As I discussed earlier, the shoulder is complicated and has a lot of muscles crossing it. Even though we are training the delts, other muscles will be used as stabilisers, both dynamic and static. Warming these up also helps to warm up the shoulder and gets the blood flowing, so a light set each of the following exercises, with about 20 reps: chest press, lat pull down, row with scapular retraction, internal and external rotation. These will start to get blood moving through the shoulders, and get the shoulder joint warmed up.
- Lateral raises: light warm-up sets, 4-5 working sets, with 10-15 reps per set.
- Rear delts: 1 light set, 4-5 working sets, with 10-15 reps per set.
- Shoulder press: 2 light sets (mainly to make sure triceps are ready, and ‘grease the groove’), 6 working sets. First 2 sets 10-12 reps, then 2 heavy sets with 6-8 reps, then 2 further sets with 12-15 reps, concentrating on slow negatives, and explosive turnarounds, with a pause at the top.
- Wide grip rows, with fixed scapular and elbows up to isolate rear delts: 3-4 working sets, 12-15 reps, with a squeeze on each rep.
- Full range lateral raises; a very good, functional move; won’t need much weight: 6 sets, 10-12 reps.
- Shrugs (we can debate where they should go, but upper traps will already be tired, so finish them off on shoulder day); heavy as grip will allow for as many reps as possible, with a static hold at the end for as long as possible: 3 sets.
Exercise Choice and Form
Alternate weekly between dumbbells and low pulley. Both work the medial delt quite differently, needing the most work from the muscle at opposite ends of the range of movement. As a general rule of thumb, don’t allow arms to come up past parallel to the floor, or you risk the head of the humerus and the acromion pinching soft tissue. Having the arms slightly forward to the body, at about 30° (scapular plane), also allows a little more room in the shoulder and should reduce the risk of wear.

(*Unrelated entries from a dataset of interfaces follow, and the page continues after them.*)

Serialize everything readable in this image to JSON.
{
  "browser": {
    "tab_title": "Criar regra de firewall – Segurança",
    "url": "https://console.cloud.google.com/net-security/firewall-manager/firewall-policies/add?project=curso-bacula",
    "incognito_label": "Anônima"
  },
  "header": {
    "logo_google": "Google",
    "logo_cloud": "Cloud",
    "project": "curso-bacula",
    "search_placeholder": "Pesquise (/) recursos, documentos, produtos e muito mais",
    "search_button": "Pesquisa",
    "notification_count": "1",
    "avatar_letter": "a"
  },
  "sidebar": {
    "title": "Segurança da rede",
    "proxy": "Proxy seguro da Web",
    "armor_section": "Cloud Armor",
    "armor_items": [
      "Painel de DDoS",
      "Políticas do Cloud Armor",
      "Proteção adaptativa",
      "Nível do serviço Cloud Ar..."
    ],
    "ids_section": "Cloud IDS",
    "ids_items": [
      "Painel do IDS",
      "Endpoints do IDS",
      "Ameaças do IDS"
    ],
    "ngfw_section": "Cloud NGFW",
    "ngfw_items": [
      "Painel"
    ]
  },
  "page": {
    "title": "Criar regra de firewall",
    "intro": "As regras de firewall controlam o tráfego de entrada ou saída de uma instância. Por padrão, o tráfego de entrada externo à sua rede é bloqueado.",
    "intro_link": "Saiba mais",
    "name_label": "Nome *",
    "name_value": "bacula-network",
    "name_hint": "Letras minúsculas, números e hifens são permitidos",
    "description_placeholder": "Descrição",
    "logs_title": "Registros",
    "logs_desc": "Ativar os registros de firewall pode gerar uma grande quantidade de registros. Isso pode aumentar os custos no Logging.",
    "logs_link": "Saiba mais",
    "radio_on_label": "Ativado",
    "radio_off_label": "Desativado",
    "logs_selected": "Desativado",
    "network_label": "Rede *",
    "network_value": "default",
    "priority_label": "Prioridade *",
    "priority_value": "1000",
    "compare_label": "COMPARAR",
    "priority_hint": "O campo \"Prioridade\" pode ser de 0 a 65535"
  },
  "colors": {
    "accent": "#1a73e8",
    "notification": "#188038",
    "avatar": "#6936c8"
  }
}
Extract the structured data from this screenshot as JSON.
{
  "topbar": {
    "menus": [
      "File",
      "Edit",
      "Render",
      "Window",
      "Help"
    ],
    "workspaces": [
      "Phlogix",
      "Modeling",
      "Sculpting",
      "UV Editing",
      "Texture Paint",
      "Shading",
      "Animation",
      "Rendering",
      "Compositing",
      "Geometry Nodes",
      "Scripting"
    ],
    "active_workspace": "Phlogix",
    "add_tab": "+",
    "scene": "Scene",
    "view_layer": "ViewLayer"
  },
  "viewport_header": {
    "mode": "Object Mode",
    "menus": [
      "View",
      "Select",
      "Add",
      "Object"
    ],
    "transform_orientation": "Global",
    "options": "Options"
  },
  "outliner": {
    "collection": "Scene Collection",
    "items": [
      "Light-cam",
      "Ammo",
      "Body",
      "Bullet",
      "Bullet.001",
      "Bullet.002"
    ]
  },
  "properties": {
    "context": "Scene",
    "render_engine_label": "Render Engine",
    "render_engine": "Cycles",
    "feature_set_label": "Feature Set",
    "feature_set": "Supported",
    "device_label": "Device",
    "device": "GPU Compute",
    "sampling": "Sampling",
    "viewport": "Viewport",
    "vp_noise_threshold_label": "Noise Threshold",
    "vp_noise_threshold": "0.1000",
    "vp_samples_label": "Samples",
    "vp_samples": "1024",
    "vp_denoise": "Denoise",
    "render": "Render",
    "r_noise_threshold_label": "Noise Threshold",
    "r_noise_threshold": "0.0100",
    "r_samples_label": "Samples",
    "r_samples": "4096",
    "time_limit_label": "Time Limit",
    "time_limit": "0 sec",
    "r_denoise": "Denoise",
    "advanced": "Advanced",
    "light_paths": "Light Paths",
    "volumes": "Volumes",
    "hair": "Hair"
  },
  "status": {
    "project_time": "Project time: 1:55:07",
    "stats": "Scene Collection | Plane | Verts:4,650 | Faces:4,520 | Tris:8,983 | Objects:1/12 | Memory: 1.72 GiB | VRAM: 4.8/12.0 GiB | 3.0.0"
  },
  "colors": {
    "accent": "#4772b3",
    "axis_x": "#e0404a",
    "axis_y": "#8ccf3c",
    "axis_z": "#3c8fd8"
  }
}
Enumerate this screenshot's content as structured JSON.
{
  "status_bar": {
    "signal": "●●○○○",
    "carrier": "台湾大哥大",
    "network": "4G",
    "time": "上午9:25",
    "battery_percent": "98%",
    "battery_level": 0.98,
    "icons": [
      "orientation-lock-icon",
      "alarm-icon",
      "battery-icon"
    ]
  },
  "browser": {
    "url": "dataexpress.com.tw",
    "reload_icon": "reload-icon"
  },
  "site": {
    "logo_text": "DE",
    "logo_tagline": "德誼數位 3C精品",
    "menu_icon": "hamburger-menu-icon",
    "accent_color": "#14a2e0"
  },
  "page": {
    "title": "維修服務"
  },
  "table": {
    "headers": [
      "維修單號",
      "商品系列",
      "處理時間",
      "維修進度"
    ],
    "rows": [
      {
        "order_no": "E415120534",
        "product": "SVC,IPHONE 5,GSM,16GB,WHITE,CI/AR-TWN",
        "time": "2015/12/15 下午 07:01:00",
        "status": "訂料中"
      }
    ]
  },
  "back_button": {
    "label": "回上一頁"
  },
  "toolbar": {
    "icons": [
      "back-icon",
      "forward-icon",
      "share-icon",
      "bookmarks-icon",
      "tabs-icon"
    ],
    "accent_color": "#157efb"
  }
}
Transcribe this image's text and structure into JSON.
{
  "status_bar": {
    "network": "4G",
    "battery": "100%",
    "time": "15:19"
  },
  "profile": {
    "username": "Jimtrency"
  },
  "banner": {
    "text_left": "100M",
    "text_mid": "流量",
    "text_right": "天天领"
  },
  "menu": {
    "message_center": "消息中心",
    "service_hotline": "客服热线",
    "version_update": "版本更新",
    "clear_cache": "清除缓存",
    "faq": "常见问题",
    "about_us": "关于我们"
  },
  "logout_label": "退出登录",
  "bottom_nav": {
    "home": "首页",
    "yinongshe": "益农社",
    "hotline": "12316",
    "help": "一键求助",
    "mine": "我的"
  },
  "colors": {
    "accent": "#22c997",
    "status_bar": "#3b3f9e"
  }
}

These can be done lying on a slightly inclined bench for more isolation, or for more core involvement leaning forwards. If you have any back problems then I would suggest doing them lying on a bench. If you do them leaning over, make sure the ‘lean’ forwards is coming from the hips and not from the back. Both ways you should use a weight that allows good control and a slight pause at the top for most of the reps, if not, it’s too heavy.
The exercise with the most choices: shoulder press machine, seated dumbbell press, standing barbell press, standing dumbbell press, roughly in stability order, more stable and less challenging to less stable and more challenging. Which you choose will depend on your overall goals, and how much you want to isolate the shoulders. You’ll be able to move more weight on a shoulder press, and quite a lot less on a standing press. I’d suggest using a rotation between them so you benefit from more functional lifting some weeks, and moving heavier weights on others. When pressing standing up, make sure that the lower back isn’t being extended; it’s a common fault especially when people are tying to lift too heavy or getting tired.
Wide Grip Rows for Rear Delts
Keep grip as wide as possible and try to relax the arms to take out biceps. Keep the scapular fixed and concentrate on generating the movement at the shoulder and tensing the rear delts at the top. Elbows should be moving horizontally and be just below the shoulder joint.
Full Range Lat Raises (sometimes called ‘around the worlds’)
Form is key on this exercise, and difficult to explain in words. It’s worth having someone show you this lift if you aren’t familiar with it.
Keep arms by your sides, and concentrate on just lifting the scapular to isolate as much as possible the upper trap fibres. Middle and lower fibres of the traps are better hit on back day.
Why not give this workout a go and you’ll be well on the way to a great set of big and well proportioned shoulders.